I couldn’t persuade Mary to anything so vulgar as to blog, but she wrote a note on thick, cream-colored stationary with a stationer’s watermark and her name embossed in the corner.
By way of revenge, here is the picture I drew of her.
Here is the text of her note.
When I was young, my dear grandmother introduced me to cucumber sandwiches. I loved them then, and I’ve loved them ever since. Alexander, our cook, makes them just the way Grandmother’s cook did, which I find rather extraordinary.
One bakes a loaf of bread, which one slices very thin. One removes the crust.
One makes mayonnaise from fresh egg, some sort of oil, fresh lemon, and other items you’ll have to ask your own cook about. [NOTE FROM MA: Here are my recipes for bread and mayonnaise. So there.]
One pares the rind from a fresh cucumber — seedless, of course — and slices it as thin as onion paper.
One spreads mayonnaise very thinly on two slices of bread, layers some cucumber slices on one, and tops it with the other. [NOTE FROM MA: some dill is good in there, too.]
— Mary Seldon-Hardesty
I count four ones, but I believe you could get by with fewer people than that.
Hop over to My Life Lived Full.
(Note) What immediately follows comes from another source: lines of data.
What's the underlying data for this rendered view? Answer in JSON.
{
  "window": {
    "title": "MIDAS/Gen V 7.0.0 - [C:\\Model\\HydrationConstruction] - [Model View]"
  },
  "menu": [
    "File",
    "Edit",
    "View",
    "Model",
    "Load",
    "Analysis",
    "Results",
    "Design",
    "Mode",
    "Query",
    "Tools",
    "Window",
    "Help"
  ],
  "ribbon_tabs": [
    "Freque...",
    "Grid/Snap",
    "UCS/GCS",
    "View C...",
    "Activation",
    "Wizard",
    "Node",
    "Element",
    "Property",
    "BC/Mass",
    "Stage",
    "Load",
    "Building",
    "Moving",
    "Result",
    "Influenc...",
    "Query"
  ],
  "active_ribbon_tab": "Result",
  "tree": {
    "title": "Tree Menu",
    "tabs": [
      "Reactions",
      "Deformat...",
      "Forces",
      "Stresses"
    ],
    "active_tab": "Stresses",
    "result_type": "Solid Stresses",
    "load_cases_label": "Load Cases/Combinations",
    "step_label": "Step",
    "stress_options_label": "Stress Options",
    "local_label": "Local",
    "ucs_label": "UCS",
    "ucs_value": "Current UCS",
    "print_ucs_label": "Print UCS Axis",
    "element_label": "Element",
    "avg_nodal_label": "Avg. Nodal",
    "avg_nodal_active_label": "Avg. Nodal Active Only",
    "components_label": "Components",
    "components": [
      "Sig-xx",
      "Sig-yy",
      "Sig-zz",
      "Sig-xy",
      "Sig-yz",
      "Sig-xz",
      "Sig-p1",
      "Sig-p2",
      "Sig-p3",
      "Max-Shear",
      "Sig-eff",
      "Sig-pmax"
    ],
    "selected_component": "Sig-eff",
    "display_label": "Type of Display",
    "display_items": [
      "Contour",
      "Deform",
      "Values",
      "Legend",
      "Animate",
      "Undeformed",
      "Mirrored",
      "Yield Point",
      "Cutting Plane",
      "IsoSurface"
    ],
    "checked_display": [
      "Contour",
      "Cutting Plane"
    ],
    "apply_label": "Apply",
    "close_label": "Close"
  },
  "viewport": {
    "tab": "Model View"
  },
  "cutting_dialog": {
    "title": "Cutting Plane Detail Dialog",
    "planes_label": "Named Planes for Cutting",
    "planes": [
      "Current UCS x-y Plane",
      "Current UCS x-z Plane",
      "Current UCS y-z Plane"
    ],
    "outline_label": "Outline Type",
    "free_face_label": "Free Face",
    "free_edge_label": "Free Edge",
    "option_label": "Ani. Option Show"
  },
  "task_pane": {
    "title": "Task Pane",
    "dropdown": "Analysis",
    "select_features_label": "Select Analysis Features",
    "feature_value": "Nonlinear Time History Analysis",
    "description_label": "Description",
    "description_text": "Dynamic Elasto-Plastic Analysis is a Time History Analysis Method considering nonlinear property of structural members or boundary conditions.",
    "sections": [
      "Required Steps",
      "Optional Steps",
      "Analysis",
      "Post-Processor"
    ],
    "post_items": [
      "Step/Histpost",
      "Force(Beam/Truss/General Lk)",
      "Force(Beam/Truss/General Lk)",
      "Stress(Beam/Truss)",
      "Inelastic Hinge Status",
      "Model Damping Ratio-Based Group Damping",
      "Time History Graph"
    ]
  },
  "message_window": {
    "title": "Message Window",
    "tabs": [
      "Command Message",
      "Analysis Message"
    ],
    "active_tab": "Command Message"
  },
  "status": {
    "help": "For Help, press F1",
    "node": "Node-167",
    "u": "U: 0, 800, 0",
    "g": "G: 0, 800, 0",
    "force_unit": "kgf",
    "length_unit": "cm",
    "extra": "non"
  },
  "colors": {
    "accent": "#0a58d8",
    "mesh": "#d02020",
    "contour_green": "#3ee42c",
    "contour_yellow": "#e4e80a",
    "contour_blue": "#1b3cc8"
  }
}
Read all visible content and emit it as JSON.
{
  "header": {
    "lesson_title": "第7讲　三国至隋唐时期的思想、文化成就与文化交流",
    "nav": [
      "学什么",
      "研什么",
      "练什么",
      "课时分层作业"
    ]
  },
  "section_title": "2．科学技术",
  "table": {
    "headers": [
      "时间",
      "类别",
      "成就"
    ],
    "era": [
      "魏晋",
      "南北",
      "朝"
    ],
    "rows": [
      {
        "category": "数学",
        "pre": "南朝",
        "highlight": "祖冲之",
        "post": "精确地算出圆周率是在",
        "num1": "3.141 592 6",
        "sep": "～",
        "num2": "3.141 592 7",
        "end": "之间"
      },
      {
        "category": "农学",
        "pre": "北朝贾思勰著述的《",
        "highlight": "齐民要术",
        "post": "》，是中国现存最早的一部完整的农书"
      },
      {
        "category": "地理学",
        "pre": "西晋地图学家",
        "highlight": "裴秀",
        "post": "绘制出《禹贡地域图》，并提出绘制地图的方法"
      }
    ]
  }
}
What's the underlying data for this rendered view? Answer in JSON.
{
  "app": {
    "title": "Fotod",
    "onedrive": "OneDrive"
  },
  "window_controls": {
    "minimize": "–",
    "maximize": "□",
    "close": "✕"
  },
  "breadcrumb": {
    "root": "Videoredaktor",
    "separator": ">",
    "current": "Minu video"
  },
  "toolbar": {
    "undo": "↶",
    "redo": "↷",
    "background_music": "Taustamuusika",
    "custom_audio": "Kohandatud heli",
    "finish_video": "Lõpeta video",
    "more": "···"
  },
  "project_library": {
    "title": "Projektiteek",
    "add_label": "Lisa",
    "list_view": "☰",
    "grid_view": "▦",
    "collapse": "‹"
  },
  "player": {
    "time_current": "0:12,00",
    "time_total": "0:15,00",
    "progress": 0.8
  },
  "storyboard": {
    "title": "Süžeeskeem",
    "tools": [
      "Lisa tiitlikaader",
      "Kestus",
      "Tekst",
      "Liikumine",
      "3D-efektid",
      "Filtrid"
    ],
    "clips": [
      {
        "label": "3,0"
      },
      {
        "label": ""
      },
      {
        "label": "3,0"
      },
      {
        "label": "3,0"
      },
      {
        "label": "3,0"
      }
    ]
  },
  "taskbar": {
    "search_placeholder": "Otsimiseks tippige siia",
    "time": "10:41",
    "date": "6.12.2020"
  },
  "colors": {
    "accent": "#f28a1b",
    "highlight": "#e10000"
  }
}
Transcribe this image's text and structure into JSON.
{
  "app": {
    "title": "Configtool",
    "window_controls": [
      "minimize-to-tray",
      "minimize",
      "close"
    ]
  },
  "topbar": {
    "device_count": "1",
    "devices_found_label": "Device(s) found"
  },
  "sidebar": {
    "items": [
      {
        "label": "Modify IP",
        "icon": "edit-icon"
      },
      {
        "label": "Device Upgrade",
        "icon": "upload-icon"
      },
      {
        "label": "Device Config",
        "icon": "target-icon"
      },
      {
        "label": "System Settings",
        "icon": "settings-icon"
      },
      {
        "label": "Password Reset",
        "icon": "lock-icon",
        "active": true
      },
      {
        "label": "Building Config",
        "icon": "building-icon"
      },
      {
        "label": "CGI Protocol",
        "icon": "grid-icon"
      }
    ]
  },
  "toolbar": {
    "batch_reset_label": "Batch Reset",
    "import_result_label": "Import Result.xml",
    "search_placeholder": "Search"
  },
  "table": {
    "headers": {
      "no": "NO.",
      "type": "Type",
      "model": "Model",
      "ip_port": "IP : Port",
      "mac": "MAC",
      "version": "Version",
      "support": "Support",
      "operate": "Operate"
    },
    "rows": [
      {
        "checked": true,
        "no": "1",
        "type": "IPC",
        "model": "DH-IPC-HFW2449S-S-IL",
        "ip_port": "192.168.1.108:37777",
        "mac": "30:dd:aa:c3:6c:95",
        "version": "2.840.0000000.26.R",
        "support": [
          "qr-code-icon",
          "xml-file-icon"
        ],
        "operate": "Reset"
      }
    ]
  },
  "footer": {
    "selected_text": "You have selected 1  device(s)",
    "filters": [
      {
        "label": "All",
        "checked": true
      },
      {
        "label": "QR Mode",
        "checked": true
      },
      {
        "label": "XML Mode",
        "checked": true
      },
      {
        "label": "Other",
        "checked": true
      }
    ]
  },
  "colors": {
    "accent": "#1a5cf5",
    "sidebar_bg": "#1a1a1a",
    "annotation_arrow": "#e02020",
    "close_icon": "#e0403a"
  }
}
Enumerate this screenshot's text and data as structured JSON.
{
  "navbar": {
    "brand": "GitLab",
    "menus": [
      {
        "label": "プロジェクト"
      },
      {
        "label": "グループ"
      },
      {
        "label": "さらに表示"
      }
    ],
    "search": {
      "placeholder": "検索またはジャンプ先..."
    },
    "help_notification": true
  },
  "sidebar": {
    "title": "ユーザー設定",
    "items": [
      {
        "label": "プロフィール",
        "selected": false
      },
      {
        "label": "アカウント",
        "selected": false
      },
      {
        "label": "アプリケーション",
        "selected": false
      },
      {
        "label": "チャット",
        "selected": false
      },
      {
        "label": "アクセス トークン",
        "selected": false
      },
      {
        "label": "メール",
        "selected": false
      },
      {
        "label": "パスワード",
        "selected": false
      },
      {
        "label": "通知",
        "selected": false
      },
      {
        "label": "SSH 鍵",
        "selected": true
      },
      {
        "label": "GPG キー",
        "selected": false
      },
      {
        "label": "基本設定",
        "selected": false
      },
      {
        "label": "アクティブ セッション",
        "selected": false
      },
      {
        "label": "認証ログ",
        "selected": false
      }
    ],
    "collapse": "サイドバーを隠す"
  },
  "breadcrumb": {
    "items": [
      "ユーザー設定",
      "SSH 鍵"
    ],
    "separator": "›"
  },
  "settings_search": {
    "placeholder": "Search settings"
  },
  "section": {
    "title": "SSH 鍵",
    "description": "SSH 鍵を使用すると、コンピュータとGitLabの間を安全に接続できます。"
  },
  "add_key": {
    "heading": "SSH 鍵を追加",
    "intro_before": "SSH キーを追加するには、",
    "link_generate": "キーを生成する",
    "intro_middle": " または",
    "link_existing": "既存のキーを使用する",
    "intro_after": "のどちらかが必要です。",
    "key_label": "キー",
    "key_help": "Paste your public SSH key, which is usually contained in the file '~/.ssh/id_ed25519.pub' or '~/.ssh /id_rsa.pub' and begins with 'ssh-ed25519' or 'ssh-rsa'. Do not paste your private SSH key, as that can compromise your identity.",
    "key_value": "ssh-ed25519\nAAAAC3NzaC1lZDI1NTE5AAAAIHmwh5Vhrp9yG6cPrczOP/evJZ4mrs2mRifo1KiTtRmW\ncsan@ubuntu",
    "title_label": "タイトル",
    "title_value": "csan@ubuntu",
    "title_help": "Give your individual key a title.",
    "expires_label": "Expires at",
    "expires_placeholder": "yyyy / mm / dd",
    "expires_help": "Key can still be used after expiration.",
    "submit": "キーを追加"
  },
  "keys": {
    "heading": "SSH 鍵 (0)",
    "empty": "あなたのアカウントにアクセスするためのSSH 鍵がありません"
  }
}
Good stuff.
Mary Seldon-Hardesty appears in A DEAD GUY AT THE SUMMERHOUSE, where she indulges her hobby of looking down her nose at people. The book is available through Indiebound and at Amazon in print and for Kindle and free Kindle apps.
A WRITING PROMPT FOR YOU: Who looks down on your main character? How does your MC respond?